Curated Writings: On writing sentences

From the little I have written on the Web, I can relate to a writer's travails. The excruciating pains of labour in constructing a sentence that stammers to sound right. The inconsolable pain at staring the blank white screen endlessly. Vikram Chandra, in his part non-fiction, part memoir, "Mirrored Mind", captures the essence beautifully.   

"Writing sentences felt like construction, and, also, simultaneously, a steady, slow excavation. You put each word in place, brick upon brick, with a shimmery sense of what the whole edifice would look like, the shape of the final thing. But each phrase was also a digging inward, an uncovering. You tunneled, dug, dug, On good days, you emerged from your labours tired but happy. On bad days you were left quivery, stupefied. There was risk and danger involved in this work. You always got strung out, ground down, strained thin. Ended up a little sad, maybe a little mad. Not a way to spend life."

1 comment:

Emeri Gent [Em] said...

The ultimate tragedy of authorship is in the discriminate cultural factor of who is remembered for their writing and who is forgotten. For any given writer, a glimmer for immortality is not a good way to spend a life, but a writer who is in flow - it is a most splendid practice.

I have not heard of Vikram Chandra, but I have browsed through a book of his called Geek Sublime

Geek Sublime - Vikram Chandra

Ernest Hemingway definitely fits the Chandra passage, and Hemingway was one of a kind - so was Jorge Luis Borges another kind, and both of these giants of literature shaped their authorship to the essence of their being. Jack Kerouac was yet another type of writer, and again the essence of who this man was came out in his writing.

These are the writers who will be remembered but they are in small in number in the vast majority of writers who are lost to history. Loss is the standard accompanied aspect of a writer, even great novels consist of the novel that got published and the two thrown away that gave rise to the novel. Great writers always do more pruning of their work than the one given birth through the act of publishing.

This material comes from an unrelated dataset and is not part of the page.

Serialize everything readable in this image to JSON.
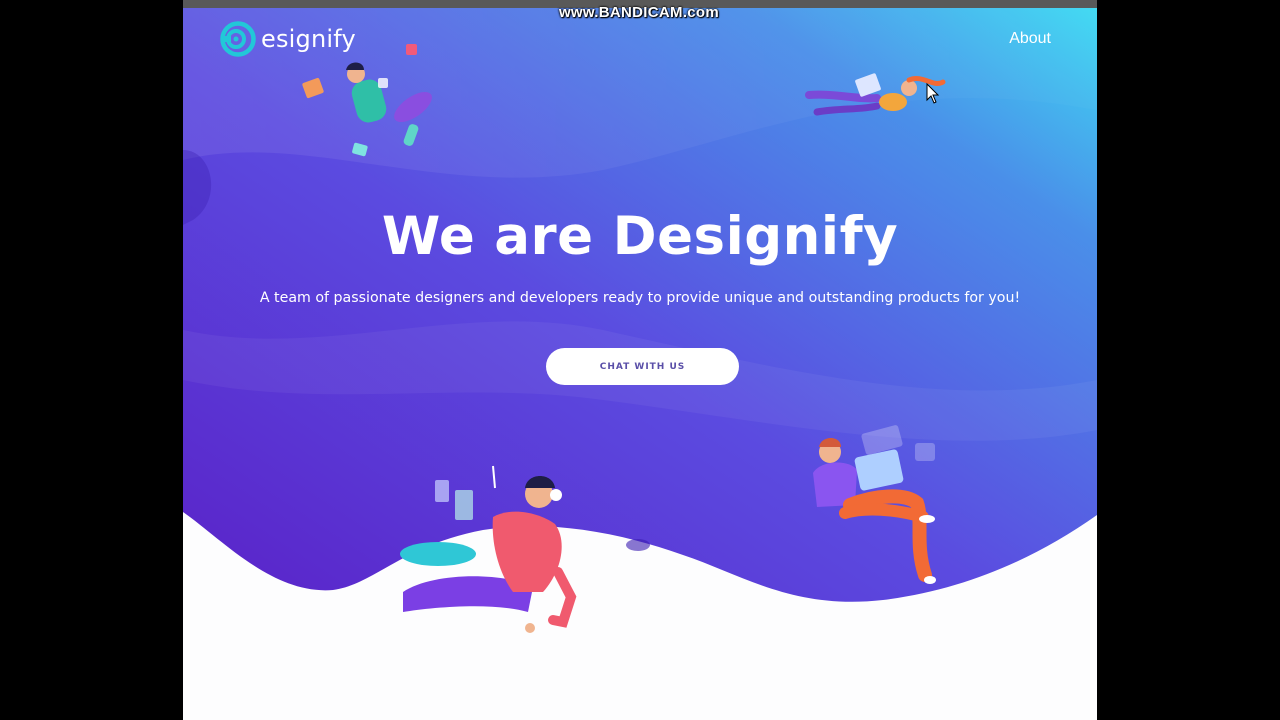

In a global sense we don't just lose writers, we lose languages and whole cultures, extinction is an evolutionary part of culture as well. What I have seen of Chandra's writing he is an interesting fellow. Far more interesting than his namesake who is the CEO of NDTV - pity then that he does not utilize Twitter unlike his namesake VC.

Love is a good starting point for any writer. Unrequited love is a painful form of love, but any author who becomes agape in their writing, then that is the life. This turns writing into a flow experience rather than an immortalizing one. When any writer is immortalized that is when her or his life has become a property of the masses. For the rest of us, the good news is that flow does exist - and writing can become a part of that very thing we refer to as life.